The Chaguaramas Development Authority is currently engaged in detailed research of it's Chaguaramas Historical Events.
Chaguaramas, the north western peninsula of Trinidad, because of it’s location, played a significant role in the annals of Trinidad’s history and indeed the history of the world.
Numerous historical events took place in Chaguaramas over the years. In 1805 there was a slave revolt on the Chaguaramas sugar plantations owned by the French planters and eight years later, in 1813, the first re-invasion of Venezuela by patriots, was orchestrated form Chacahacare island under the leadership of Santiago Marino. There was a thriving whaling in Chaguaramas during the late half of the eighteenth century and names such as Pt. Baleine and Copper hole are remnants of the history. Gaspar Grande and Monos were places where whaling stations operated. There was also a whaling station on the island that is known as Chacachacare.
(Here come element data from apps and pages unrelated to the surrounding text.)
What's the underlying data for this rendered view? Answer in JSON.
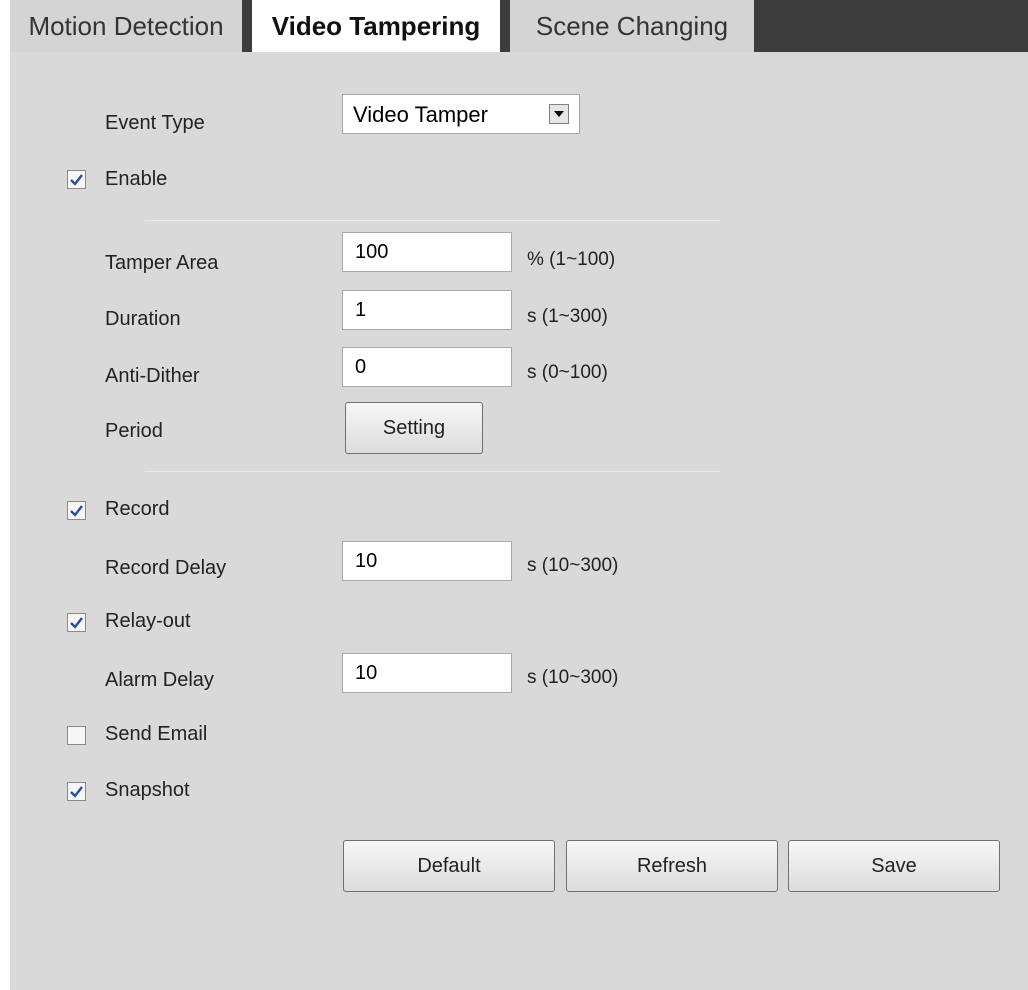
{
  "tabs": [
    {
      "label": "Motion Detection",
      "active": false
    },
    {
      "label": "Video Tampering",
      "active": true
    },
    {
      "label": "Scene Changing",
      "active": false
    }
  ],
  "form": {
    "event_type": {
      "label": "Event Type",
      "value": "Video Tamper"
    },
    "enable": {
      "label": "Enable",
      "checked": true
    },
    "tamper_area": {
      "label": "Tamper Area",
      "value": "100",
      "range": "% (1~100)"
    },
    "duration": {
      "label": "Duration",
      "value": "1",
      "range": "s (1~300)"
    },
    "anti_dither": {
      "label": "Anti-Dither",
      "value": "0",
      "range": "s (0~100)"
    },
    "period": {
      "label": "Period",
      "button": "Setting"
    },
    "record": {
      "label": "Record",
      "checked": true
    },
    "record_delay": {
      "label": "Record Delay",
      "value": "10",
      "range": "s (10~300)"
    },
    "relay_out": {
      "label": "Relay-out",
      "checked": true
    },
    "alarm_delay": {
      "label": "Alarm Delay",
      "value": "10",
      "range": "s (10~300)"
    },
    "send_email": {
      "label": "Send Email",
      "checked": false
    },
    "snapshot": {
      "label": "Snapshot",
      "checked": true
    }
  },
  "buttons": {
    "default": "Default",
    "refresh": "Refresh",
    "save": "Save"
  },
  "colors": {
    "active_tab": "#ffffff",
    "inactive_tab": "#d4d4d4",
    "tabbar": "#3c3c3c",
    "panel": "#d9d9d9",
    "check": "#2a4c9c"
  }
}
The islands Chacachacare, Huevos Monos and gaspar grande form part of the Chaguaramas off-shore archipelago.
On june 13th 1944, the audience at Club Versailles, New York, encored the song “rum and coca-cola”, a song made popular four months later by the Andrew sisters, who at the time was one of America’s favourite female singings group. Little did the audience know that the song was originally written by Trinidadian Rupert Westmore Grant (calypso sobriquet – Lord Invader), it was a composition arising from the social upheaval caused by the arrival of united states marines during World War II to Chaguaramas, Trinidad.
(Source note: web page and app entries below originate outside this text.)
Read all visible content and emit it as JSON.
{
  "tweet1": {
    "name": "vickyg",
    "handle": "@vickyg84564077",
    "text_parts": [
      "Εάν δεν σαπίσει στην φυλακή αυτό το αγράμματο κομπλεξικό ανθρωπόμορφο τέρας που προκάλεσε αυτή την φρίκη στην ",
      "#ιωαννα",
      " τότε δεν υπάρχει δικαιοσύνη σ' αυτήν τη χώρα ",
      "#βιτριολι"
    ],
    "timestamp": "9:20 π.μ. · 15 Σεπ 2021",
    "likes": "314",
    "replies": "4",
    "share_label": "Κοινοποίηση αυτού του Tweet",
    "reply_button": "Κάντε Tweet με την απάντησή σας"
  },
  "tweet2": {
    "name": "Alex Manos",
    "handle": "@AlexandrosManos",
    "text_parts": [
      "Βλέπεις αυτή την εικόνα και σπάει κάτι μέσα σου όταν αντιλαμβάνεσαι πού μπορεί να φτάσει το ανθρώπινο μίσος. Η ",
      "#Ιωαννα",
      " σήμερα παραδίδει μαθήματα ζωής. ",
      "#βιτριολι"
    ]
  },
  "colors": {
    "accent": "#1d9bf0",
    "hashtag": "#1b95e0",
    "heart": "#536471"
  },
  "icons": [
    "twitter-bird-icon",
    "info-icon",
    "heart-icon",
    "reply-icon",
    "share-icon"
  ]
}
The arrival of the Spanish to Chaguaramas eventually led to the flight of the Amerindians. For many years the only people found in the Bocas were pirates who lurked on the south of Gasparee, awaiting the traders who sailed to Venezuela.